Games programming with Defold

£39.00 + VAT (if applicable)

Many of our students choose to create a computer game for their programming project at A’Level. We use the Defold IDE with Lua code because it is perfectly pitched for A level. We provide step-by-step tutorials so assuming students have some programming experience with sequence, selection and iteration commands they will have no problem accessing and learning Lua.

Even if you don’t plan to use our Defold resources for Computer Science programming projects at A level, they are ideal for an extra-curricular club at Key Stage 4 or even BTEC courses.

This single product download is for our Defold tutorials and associated resources, it includes:

  • 5 complete tutorials with step by step instructions in order to build the following games
    • Incoming
    • Landers
    • Pong
    • Spotter
    • Worm
  • Multiple extension challenges for each tutorial
  • Complete solutions for each tutorial
  • Additional help and support material for Defold
  • Links to copyright free assets for use in your own projects

Please see the full description below for more details.

Note: You do not need to purchase this product if you are are a premium subscriber, it is already included in your member download area.


SKU: prog-python-1-2 Categories: ,



Most of the students we teach have already studied GCSE Computer Science, although some have not. Therefore, we do an accelerated course in Console Basic programming between September and Christmas of year 12 and in the new year introduce students to Defold. By Easter they are making their own small games, and this gives them plenty of ideas for starting their own project in the summer term of year 12.


Making computer games can either be really trivial if you use visual editors such as Kodu or just not advanced enough, for example with Construct or GameMaker. Although it is acceptable for students to write raw C++ or Java code this is often too complex. Students at A level need an IDE that is pitched somewhere in between. They need to write real code because this is what they get credit for, but at the same time they don’t need to tackle more difficult aspects such as working directly with the graphics card. Indeed, this is how many modern games are developed with engines such as Unreal, CryEngine, Lumberyard, LibGDX, Urho3D etc. There are several engines that are more suited to students beginning their learning in the field such as Unity, GoDot and Defold. They require students to write real code but also have libraries to speed up development.


Code in Defold is written in Lua which is on the list of approved languages for most exam boards. They do not specify which IDE’s are acceptable, they all are, including Defold! We shared a space invaders game we made in Defold with the examination board to check they would be happy that the game had enough complexity for A level and that the implementation of Lua was acceptable. They agreed it was with just a cautionary note that students will need to make plenty of their own code.


Used by professional and indie studios, it’s a proven tool for developing games of all genres. Defold is built and used by “King”, the studio famous for Candy Crush Saga. A game that earned the studio over $3.9 billion, being one of the most popular games of all time.

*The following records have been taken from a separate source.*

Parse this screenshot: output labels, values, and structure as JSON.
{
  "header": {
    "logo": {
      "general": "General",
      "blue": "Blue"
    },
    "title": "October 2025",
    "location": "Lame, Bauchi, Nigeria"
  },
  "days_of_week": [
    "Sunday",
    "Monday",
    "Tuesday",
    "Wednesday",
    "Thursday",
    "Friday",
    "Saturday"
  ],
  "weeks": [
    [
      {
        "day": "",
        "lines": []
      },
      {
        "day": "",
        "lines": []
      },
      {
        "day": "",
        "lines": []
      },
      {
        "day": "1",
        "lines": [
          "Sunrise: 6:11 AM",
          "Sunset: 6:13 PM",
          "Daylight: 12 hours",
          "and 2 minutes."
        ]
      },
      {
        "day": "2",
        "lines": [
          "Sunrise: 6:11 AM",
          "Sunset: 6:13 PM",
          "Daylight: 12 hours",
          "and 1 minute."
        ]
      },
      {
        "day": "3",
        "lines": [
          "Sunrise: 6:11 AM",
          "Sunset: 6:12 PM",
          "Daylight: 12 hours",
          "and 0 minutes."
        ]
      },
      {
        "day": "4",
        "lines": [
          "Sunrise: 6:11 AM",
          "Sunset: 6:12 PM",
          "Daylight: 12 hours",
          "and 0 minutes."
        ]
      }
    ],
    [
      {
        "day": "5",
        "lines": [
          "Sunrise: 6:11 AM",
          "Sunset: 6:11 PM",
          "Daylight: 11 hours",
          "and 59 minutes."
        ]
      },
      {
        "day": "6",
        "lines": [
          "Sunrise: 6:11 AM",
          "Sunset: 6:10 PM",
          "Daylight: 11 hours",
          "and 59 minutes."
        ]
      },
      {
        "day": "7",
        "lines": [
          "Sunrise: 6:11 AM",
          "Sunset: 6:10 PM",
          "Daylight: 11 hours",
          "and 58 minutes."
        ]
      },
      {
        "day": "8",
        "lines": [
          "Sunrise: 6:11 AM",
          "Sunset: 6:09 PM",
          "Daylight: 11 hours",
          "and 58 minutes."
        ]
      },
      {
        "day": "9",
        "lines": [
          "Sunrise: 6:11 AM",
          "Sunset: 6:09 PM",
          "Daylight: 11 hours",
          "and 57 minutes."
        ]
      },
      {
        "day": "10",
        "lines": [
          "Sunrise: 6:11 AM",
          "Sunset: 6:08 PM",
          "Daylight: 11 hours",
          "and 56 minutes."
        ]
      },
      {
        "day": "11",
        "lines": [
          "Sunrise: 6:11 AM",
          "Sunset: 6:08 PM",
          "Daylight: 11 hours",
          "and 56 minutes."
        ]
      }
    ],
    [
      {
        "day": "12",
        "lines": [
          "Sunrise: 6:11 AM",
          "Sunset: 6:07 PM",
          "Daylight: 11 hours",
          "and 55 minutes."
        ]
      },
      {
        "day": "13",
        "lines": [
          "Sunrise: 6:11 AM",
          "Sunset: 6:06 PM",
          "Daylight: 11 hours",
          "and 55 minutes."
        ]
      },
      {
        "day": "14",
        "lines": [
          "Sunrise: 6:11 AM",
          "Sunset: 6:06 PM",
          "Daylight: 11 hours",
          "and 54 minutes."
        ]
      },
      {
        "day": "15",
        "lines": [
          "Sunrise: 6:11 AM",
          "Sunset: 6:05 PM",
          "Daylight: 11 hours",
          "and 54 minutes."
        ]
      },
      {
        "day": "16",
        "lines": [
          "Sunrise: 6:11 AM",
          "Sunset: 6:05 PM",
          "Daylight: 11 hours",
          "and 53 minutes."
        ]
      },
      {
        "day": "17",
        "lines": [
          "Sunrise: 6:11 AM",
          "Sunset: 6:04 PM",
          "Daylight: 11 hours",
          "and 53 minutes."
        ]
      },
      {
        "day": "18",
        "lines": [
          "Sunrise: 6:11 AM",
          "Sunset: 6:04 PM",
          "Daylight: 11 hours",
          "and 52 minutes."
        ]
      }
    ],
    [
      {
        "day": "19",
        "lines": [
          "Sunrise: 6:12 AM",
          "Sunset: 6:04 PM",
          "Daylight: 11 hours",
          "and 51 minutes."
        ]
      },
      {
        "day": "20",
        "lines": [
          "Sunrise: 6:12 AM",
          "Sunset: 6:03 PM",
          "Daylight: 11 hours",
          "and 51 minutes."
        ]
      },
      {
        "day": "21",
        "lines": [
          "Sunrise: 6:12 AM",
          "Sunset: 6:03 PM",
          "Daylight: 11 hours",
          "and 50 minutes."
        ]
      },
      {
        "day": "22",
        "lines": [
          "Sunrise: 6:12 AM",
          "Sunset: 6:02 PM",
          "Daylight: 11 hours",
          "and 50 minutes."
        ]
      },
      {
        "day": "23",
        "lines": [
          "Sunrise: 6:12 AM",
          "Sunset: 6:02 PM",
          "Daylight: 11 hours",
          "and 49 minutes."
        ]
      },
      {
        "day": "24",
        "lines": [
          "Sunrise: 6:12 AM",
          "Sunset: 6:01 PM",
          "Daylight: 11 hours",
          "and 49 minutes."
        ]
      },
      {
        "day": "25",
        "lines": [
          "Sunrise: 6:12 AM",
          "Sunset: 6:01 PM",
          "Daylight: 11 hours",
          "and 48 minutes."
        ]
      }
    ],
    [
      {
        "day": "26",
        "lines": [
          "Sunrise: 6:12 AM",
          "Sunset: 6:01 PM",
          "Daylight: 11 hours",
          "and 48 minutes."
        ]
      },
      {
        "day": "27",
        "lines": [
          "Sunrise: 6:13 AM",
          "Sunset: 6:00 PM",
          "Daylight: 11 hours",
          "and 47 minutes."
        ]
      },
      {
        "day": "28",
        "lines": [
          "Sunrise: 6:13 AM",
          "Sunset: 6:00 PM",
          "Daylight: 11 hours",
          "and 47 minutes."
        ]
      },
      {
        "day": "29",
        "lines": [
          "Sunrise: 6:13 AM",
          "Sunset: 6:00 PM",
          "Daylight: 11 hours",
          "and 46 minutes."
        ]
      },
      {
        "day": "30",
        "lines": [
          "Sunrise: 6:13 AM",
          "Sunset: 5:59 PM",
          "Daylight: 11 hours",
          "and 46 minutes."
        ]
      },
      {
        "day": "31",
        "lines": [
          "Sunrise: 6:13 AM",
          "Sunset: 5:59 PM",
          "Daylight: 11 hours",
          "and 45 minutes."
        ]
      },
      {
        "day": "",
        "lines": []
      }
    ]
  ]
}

Defold is used by more than 40,000 developers worldwide and is a great steppingstone to other industry standard game development tools including Unreal and Unity.


To develop games in Defold, all you need is the IDE. You can download it free from

It is a simple installation and no trouble for a school. We have included a help sheet on potential installation issues on a locked down network! Then use our tutorials to get started.


The Defold IDE gives you a solid framework for games development but leaves you plenty of room to create your own algorithms too. With Defold you are able to create a highly polished game using industry standard techniques. It’s real coding, not drag and drop or menu-driven programming, but many of the more complex aspects of games development such as collision detection, physics, cameras and particle effects are made easy. Lua is not truly object-oriented, but it has so many properties of OOP it practically is:

  • Game objects are classes. You use a “factory” to create instances (objects) of a class.
  • The .self associative array structure provides for encapsulated class attributes.
  • Every game object has methods for init (construction), update, final etc.
  • It uses message passing which is a very strong feature of OOP. You have to use this because all objects are encapsulated.


We have produced step-by-step tutorials for making games with Defold and Lua. Each tutorial starts from a blank canvas, provides the graphics, sounds and code you need. Detailed explanations tell you how the code works. At the end of each tutorial there are extension activities where you can extend the games yourself independently using the skills you learned in the tutorial.


You don’t need to be experienced in Defold or Lua at all yourself. We have done the heavy lifting and your students will learn for themselves. Just provide them with the resources and let them go! If their code doesn’t work, they will have made a mistake somewhere in following the tutorial. Just back-track with them methodically. We know the tutorials work and are error-free because our own students have made working games with no help from us!

You will be amazed at how much they enjoy these activities and what they can produce with a bit of enthusiasm and determination.


Not only do we provide full in-depth tutorials, but we have a growing library of help sheets and assets that students can use in their own projects. Defold is so well supported in the community you are never far away from additional help and inspiration either.


Terms and conditions

This one off-purchase includes a life-time site licence to use these resources within a single institution providing they are not made available to the public, are not hosted on other commercial learning platforms for which students or schools make payment to access, or students studying in schools other than your own.



Your Cart